■ **PROVIDED ENTRIES**:
########################################

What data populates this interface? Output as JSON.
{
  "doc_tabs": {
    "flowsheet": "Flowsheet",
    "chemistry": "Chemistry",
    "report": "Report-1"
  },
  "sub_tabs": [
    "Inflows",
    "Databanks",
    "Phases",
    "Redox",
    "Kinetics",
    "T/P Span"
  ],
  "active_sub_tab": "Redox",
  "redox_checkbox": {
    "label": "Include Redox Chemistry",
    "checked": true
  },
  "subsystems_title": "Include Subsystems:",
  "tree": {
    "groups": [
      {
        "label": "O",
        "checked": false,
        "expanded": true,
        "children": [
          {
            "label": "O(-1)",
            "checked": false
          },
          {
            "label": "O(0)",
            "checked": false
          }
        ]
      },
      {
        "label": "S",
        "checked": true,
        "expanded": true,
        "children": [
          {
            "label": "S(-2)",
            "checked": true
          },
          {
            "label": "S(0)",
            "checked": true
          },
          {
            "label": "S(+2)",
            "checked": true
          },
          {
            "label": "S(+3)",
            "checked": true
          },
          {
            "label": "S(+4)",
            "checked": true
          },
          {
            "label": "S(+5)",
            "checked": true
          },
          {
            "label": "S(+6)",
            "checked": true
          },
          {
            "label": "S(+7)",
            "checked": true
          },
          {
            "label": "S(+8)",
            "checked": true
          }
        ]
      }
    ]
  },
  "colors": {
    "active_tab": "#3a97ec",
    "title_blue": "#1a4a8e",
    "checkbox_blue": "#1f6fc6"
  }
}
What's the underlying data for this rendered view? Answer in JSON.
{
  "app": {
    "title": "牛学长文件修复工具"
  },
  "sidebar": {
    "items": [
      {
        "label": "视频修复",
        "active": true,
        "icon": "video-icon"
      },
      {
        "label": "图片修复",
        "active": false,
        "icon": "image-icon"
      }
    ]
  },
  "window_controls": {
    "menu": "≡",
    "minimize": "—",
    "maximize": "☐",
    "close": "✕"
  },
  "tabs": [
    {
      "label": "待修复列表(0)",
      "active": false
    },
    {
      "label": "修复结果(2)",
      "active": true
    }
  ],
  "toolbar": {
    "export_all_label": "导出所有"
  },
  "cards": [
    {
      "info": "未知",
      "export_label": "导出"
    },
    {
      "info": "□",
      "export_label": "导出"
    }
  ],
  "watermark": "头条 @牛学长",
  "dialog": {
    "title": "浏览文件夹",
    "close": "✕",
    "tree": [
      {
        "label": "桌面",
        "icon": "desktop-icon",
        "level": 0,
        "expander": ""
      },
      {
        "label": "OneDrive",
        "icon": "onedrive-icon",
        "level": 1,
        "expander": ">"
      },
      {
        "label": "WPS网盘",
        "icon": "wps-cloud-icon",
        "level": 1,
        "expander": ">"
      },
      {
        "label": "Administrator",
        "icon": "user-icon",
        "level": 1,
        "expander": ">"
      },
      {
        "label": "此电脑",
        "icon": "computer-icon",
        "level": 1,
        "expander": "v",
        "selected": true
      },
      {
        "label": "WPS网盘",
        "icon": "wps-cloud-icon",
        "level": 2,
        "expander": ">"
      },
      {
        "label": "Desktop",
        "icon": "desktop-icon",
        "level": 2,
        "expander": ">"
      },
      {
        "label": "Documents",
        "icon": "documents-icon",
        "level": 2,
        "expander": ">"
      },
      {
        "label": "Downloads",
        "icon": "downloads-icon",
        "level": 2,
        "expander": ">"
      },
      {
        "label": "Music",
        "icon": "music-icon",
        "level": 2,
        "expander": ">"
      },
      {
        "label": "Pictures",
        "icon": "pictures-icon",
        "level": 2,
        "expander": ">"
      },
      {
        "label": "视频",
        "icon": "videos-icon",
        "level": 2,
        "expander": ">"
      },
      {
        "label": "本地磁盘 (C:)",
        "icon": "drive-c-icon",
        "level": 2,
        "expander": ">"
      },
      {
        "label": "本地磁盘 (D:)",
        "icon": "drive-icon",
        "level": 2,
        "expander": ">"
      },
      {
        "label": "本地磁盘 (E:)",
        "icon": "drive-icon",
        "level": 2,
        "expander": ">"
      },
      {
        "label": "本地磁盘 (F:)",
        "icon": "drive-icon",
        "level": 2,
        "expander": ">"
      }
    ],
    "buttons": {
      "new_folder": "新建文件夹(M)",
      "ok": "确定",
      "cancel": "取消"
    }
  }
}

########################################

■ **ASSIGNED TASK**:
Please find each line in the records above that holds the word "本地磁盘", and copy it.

■ **OUTPUT BELOW**:
        "label": "本地磁盘 (C:)",
        "label": "本地磁盘 (D:)",
        "label": "本地磁盘 (E:)",
        "label": "本地磁盘 (F:)",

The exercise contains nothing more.